As we can with most of the rest of the world’s newspapers, it looks like those of us who can read German can currently enjoy extensive on-line coverage of the 2010 Vancouver Winter Olympics . . . yes, from the Financial Times Deutschland! Okay . . . but just as would be the case if Sports Illustrated ever decided to expand its news coverage to international bond markets, you have to wonder how successfully the publication in question can bring off the task of either finding or cultivating internally the sort of expertise needed to report in a credible manner on such subjects so far outside of its core competence. In the FTD’s case things are not helped by the apparent lack of reporters’ by-lines attached to the Winter Olympics articles.
Prompted by these concerns – and, to be honest, also by my essential indifference to the pure sport element of the events now happening in and around Vancouver anyway – I’d like to highlight for your consideration this interesting piece covering one mass outdoor sporting activity in which the FTD does boast extensive experience: scrimmages between demonstrators and riot police. A further consideration prompting me to do this is the concern that coverage of such ugly scenes on the Games’ periphery will be downplayed or even omitted entirely by the media (especially TV) that my readers might rely on for their “mainstream” news coverage.
So yes, from this FTD report it does seem that we’ve reached the remarkable point where the Olympic Games have now attained the same sort of infamy in the eyes of the world’s disaffected as other events like meetings of the G8 or G20, which prompts these inveterate protestors to make the pilgrimage to rail against the Capitalist System and the like at the spot to which the world’s news cameras are all temporarily aimed. Let me give you the lede here, a minor masterpiece of succinct summary (although not particularly alliterative in and of itself):
Eye-witnesses speak of “rather drastic scenes”: Right on the first day of competition it came to violent demonstrations in the Olympic-city. Glass store-fronts were shattered, autos and buses demolished and spray-painted. The police intervened in combat-gear.
And make no mistake, this was happening right downtown in Vancouver, with the mob of masked, black-clothed rioters numbering up to 200.
Who are these people specifically? They are youngsters for the most part, calling themselves the “Olympics Resistance Network.” They parade as their immediate complaint the high cost to Canadian taxpayers of staging these games – and they may very well have a legitimate grievance there – but out on the streets their rhetoric soon takes up the usual anti-capitalist tone. The Vancouver police chief is quoted as estimating that at least half of them are the usual-suspect anarchist groups (“traveling criminals”) that turn up regularly to riot at any event commanding world-attention, at least within the Western Hemisphere.
Ski Abu Dhabi!

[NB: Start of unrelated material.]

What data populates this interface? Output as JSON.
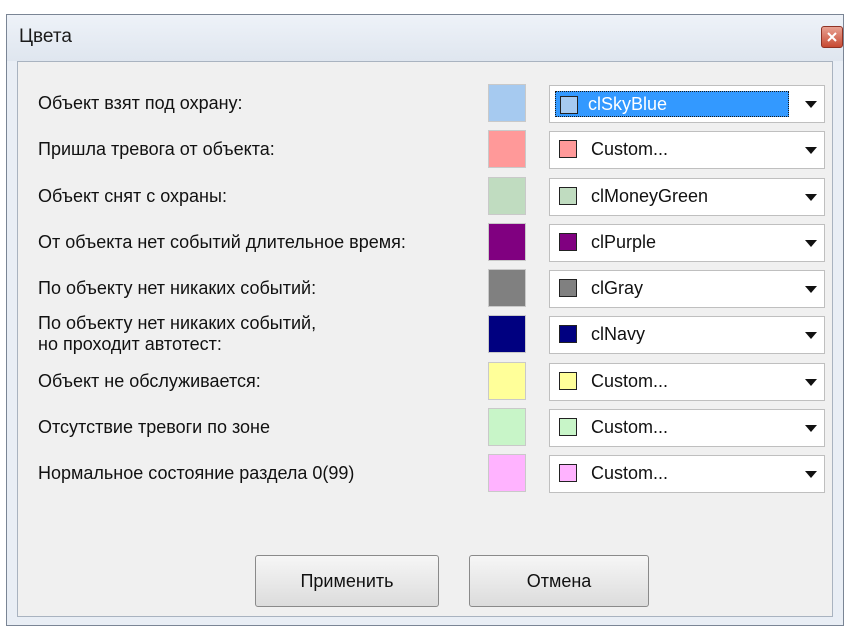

Want another article about the Olympics that studiously avoids anything actually having to do with winter sports? How about one on the weather? As Michael Eder points out writing in Germany’s Frankfurter Allgemeine Zeitung (Where to, Winter?) weather questions have unfortunately been anything but routine. While the American Northeast is still digging out from record (and repeated) snowfalls and Northern Europe also can’t seem to get rid of the stuff, Eder points out that at Vancouver it’s been nothing but rain – for weeks now, virtually uninterrupted!
But that’s OK: the ice-related events take place inside vast, dedicated halls anyway, so it’s just neighboring Cypress and Whistler Mountains where snow is needed for the downhill events – snow, that is, or else some reasonable facsimile thereof. What they get is the latter, of course: white, icy stuff hurled on the slopes where it is needed by massive “snow cannons,” which is then preserved from unseemly premature melting by the application of dry-ice.
This may make winter sport purists unhappy, but the Olympic show must go on no matter what hand the weather-gods are willing to deal out to the host city when the time comes. What about Sochi, Russia, the resort-city on the Black Sea where the next Winter Olympics are scheduled to be held in 2014? Is there snow there now? Eder poses the question, but does not even bother to go find out the answer, because his point is that that answer is irrelevant in the face of modern snow cannon/dry-ice technology. So why even continue to restrict Winter Olympics candidates of the future to those cities in indisputable cold-weather zones? Technology clearly matters now more than mere weather; why not England, why not the Netherlands? Indeed, why not Abu Dhabi, where the oil-sheikhs have in fact already built indoor skiing and skating facilities and would surely be delighted to build more, this time to Olympic standard, should they be chosen to host the Games. Mountains, you say? Yes, there are mountains available in that area, namely along the United Arab Emirates’ border with Oman. And, as we have seen, snow for selected slopes on those mountains can now be made-to-order as well.